Last week, a coalition government in the United Kingdom made its long-anticipated announcement about $128 billion in government spending cuts. It’s aggressive and audacious — and certainly more ambitious than anything being done on this side of the pond.
In the United States, politicians of both parties talk of “sacrifice” and “tough choices.” Yet when pressed, they fail to specify where they would actually make cuts. The reason isn’t complicated: If you say you’re opposed to spending in this or that area, you awaken powerful constituencies that are vested in government spending. Few politicians are willing to pick those kinds of fights, even if it’s in the broader public interest.
Not so in Great Britain. Echoing Winston Churchill’s calls for unity in austerity, Conservative Prime Minister David Cameron and Liberal Democrat Deputy Prime Minister Nick Clegg are mobilizing their nation for a war against Britain’s budget deficit.
On the day of the announcement, the Financial Times quoted Chancellor of the Exchequer George Osborne as saying: “Today is the day where Britain steps back from the brink.” Osborne, the Financial Times reported, “revealed dramatic reductions to several key departments over the next four years, (an $11 billion) fall in welfare support and confirmed that about 490,000 jobs will be lost in the public sector by 2014-15.”
Defending the cuts, Osborne pointed out that if such measures weren’t taken, the jobs would be “unavoidable” when the government’s financial well eventually runs dry.

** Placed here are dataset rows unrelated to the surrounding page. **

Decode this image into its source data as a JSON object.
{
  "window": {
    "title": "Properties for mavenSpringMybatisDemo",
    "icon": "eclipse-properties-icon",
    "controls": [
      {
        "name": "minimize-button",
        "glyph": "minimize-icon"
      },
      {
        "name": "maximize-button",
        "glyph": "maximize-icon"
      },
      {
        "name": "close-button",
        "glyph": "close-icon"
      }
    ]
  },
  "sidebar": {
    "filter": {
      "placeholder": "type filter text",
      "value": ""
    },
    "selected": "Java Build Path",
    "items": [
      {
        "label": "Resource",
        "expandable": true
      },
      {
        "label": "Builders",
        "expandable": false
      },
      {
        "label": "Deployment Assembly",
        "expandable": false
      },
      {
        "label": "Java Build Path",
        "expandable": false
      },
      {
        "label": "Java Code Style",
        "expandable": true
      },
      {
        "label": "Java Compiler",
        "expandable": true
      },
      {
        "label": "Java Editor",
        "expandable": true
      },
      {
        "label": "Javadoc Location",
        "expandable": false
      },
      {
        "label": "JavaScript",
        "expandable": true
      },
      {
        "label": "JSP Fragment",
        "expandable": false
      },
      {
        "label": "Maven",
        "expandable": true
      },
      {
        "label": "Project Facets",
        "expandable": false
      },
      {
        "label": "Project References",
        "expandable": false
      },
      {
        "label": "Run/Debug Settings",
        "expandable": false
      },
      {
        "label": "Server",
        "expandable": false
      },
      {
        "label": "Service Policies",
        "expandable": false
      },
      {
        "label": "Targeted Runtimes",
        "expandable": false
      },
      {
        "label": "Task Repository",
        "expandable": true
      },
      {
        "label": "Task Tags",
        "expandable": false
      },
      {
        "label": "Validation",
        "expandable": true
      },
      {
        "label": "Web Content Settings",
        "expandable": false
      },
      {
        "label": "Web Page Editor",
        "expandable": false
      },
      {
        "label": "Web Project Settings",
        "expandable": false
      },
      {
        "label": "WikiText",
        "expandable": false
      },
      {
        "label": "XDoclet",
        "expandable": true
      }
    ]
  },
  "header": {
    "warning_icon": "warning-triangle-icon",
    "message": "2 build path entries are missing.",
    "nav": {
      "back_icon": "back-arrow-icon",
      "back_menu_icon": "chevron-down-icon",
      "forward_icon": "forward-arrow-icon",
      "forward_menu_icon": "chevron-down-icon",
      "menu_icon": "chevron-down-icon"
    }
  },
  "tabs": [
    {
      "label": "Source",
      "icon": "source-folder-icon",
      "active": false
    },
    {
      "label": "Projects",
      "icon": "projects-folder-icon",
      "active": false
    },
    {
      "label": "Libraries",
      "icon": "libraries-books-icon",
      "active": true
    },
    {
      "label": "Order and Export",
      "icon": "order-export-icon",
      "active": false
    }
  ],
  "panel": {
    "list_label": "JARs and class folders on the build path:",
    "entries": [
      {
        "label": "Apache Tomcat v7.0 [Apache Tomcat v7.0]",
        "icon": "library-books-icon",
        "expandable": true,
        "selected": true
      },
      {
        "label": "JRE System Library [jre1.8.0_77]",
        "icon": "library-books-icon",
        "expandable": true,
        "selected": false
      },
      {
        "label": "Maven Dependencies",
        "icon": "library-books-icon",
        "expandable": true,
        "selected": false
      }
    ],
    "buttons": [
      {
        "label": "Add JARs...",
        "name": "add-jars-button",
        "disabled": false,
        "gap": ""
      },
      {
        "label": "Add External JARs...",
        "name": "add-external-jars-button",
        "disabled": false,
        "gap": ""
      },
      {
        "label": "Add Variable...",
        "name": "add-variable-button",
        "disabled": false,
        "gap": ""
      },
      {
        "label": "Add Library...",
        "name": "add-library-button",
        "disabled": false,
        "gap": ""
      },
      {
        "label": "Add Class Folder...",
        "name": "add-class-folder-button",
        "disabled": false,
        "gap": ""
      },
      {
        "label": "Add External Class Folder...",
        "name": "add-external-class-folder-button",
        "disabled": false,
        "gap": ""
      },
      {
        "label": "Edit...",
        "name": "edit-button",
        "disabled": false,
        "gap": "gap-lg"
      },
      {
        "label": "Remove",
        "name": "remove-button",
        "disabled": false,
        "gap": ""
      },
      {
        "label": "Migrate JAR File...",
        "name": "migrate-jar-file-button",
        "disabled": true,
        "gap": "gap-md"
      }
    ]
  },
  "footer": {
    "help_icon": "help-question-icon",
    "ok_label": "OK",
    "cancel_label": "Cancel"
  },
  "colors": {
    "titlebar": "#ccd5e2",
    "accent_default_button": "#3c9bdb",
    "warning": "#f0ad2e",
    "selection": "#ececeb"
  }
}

Predictably, there is opposition. Jobs and services will be lost. Hundreds of thousands of British citizens will face major changes in their lives, in many cases permanently. Yet British citizens embrace the measures, animated by the same esprit de corps that brought them together once before when German bombers pounded London during the Blitz.
Most remarkably, this is a bipartisan effort. The coalition government of Conservatives and Liberal Democrats — the right and left ends of the spectrum — has prevailed over the objections of the establishment Labour Party to promote the cuts.
Is there a blueprint here? Could this kind of bipartisanship light the way to a similar movement in America? Washington Post columnist Anne Applebaum isn’t sure Americans are culturally predisposed to embrace austerity, in part because of our history. “Nostalgic Brits, longing to re-create their country’s finest hour, remember postwar scrimping and saving,” she writes. “Nostalgic Americans in search of their own country’s finest hour remember postwar abundance, the long consumer boom — and, yes, a time when even instant gratification wasn’t fast enough.”
Her reasoning is persuasive, but I think Americans are built of sterner stuff than that. This nation of consumers also produced the heroes who liberated Europe from fascism, and fought to promote the policies of freedom that eventually tore down that wall in Berlin.
Surely we’ve got at least one more big fight in us.
If the Brits can do it, so can we.
Rob Witwer is a former member of the Colorado House of Representatives and co-author of the book, “The Blueprint: How the Democrats Won Colorado (and Why Republicans Everywhere Should Care).”